The first thing that you want to do is to perform an affiliate program competitive analysis to research and find out what your direct competitors are offering. This is important as affiliates will compare you against others in your industry and may opt to promote someone else if their payouts are higher. You do want your competitive payouts to stand out.
Two-tier programs exist in the minority of affiliate programs; most are simply one-tier. Referral programs beyond two-tier resemble multi-level marketing (MLM) or network marketing but are different: Multi-level marketing (MLM) or network marketing associations tend to have more complex commission requirements/qualifications than standard affiliate programs.
An additional note that must be made at this phase is: do keep in mind the LTV or the life-time value of your customer here. In certain scenarios (e.g.: subscription-oriented affiliate programs) it makes sense paying significantly higher commissions on the customer’s initial payment to the company when the latter knows that they will make much more (from the same customer) on future payments. More about it later in this text.

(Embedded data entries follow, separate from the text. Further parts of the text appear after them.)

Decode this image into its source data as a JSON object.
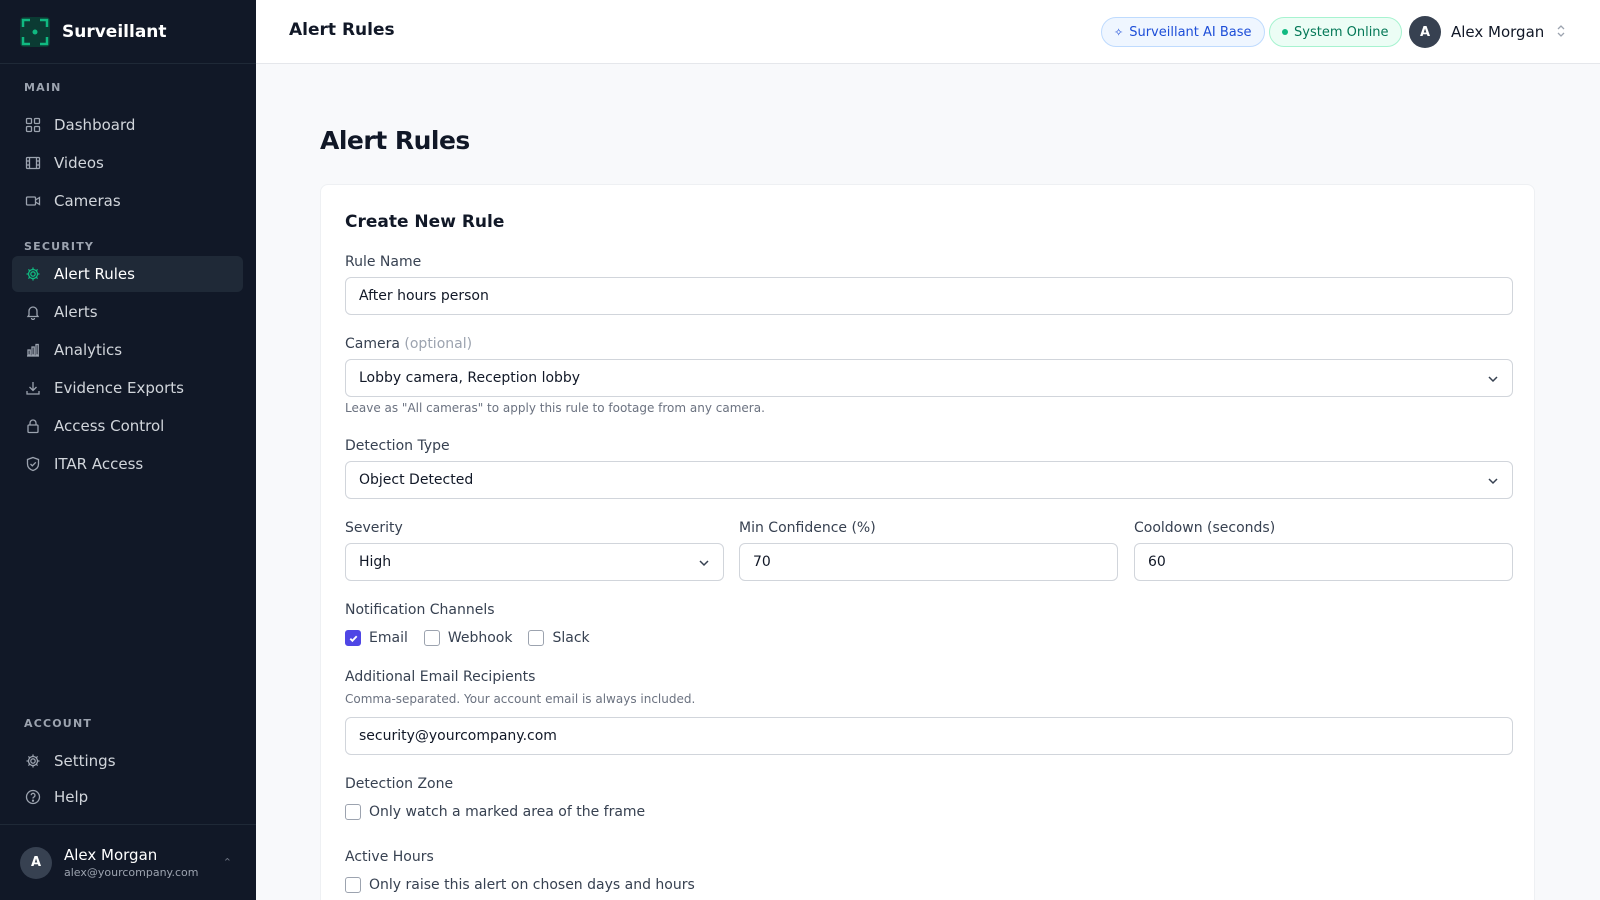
{
  "app": {
    "name": "Surveillant",
    "brand_color": "#10b981"
  },
  "sidebar": {
    "sections": {
      "main": "MAIN",
      "security": "SECURITY",
      "account": "ACCOUNT"
    },
    "items": [
      {
        "label": "Dashboard",
        "icon": "grid-icon"
      },
      {
        "label": "Videos",
        "icon": "film-icon"
      },
      {
        "label": "Cameras",
        "icon": "video-camera-icon"
      },
      {
        "label": "Alert Rules",
        "icon": "gear-icon",
        "active": true
      },
      {
        "label": "Alerts",
        "icon": "bell-icon"
      },
      {
        "label": "Analytics",
        "icon": "bar-chart-icon"
      },
      {
        "label": "Evidence Exports",
        "icon": "download-icon"
      },
      {
        "label": "Access Control",
        "icon": "lock-icon"
      },
      {
        "label": "ITAR Access",
        "icon": "shield-check-icon"
      },
      {
        "label": "Settings",
        "icon": "gear-icon"
      },
      {
        "label": "Help",
        "icon": "help-circle-icon"
      }
    ],
    "user": {
      "initial": "A",
      "name": "Alex Morgan",
      "email": "alex@yourcompany.com"
    }
  },
  "topbar": {
    "title": "Alert Rules",
    "ai_badge": "Surveillant AI Base",
    "status_badge": "System Online",
    "user_initial": "A",
    "user_name": "Alex Morgan"
  },
  "page": {
    "title": "Alert Rules"
  },
  "form": {
    "card_title": "Create New Rule",
    "rule_name": {
      "label": "Rule Name",
      "value": "After hours person"
    },
    "camera": {
      "label": "Camera",
      "optional": "(optional)",
      "value": "Lobby camera, Reception lobby",
      "help": "Leave as \"All cameras\" to apply this rule to footage from any camera."
    },
    "detection_type": {
      "label": "Detection Type",
      "value": "Object Detected"
    },
    "severity": {
      "label": "Severity",
      "value": "High"
    },
    "min_confidence": {
      "label": "Min Confidence (%)",
      "value": "70"
    },
    "cooldown": {
      "label": "Cooldown (seconds)",
      "value": "60"
    },
    "notification_channels": {
      "label": "Notification Channels",
      "options": [
        {
          "label": "Email",
          "checked": true
        },
        {
          "label": "Webhook",
          "checked": false
        },
        {
          "label": "Slack",
          "checked": false
        }
      ]
    },
    "email_recipients": {
      "label": "Additional Email Recipients",
      "help": "Comma-separated. Your account email is always included.",
      "value": "security@yourcompany.com"
    },
    "detection_zone": {
      "label": "Detection Zone",
      "option": "Only watch a marked area of the frame",
      "checked": false
    },
    "active_hours": {
      "label": "Active Hours",
      "option": "Only raise this alert on chosen days and hours",
      "checked": false
    }
  }
}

(d) You will not use any Program Content, including any name or likeness embodied in that Program Content, in a manner that implies a person’s or company’s endorsement or sponsorship of, or commercial tie-in or other association with, any product, service, party, or cause (including by placing unrelated third party materials in close proximity to Program Content).
Affiliate marketing can sound daunting at first, but once you break down what the technology is and how it works, it's a lot simpler than it seems. Affiliate marketing is all about relationships, and the connections between the advertiser, the publishers, and the consumers are essential facets of this. The affiliate network brings this all together with their tracking technology to enable affiliates and advertisers to work together effectively to increase revenue.
Affiliate marketing is commonly confused with referral marketing, as both forms of marketing use third parties to drive sales to the retailer. The two forms of marketing are differentiated, however, in how they drive sales, where affiliate marketing relies purely on financial motivations, while referral marketing relies more on trust and personal relationships.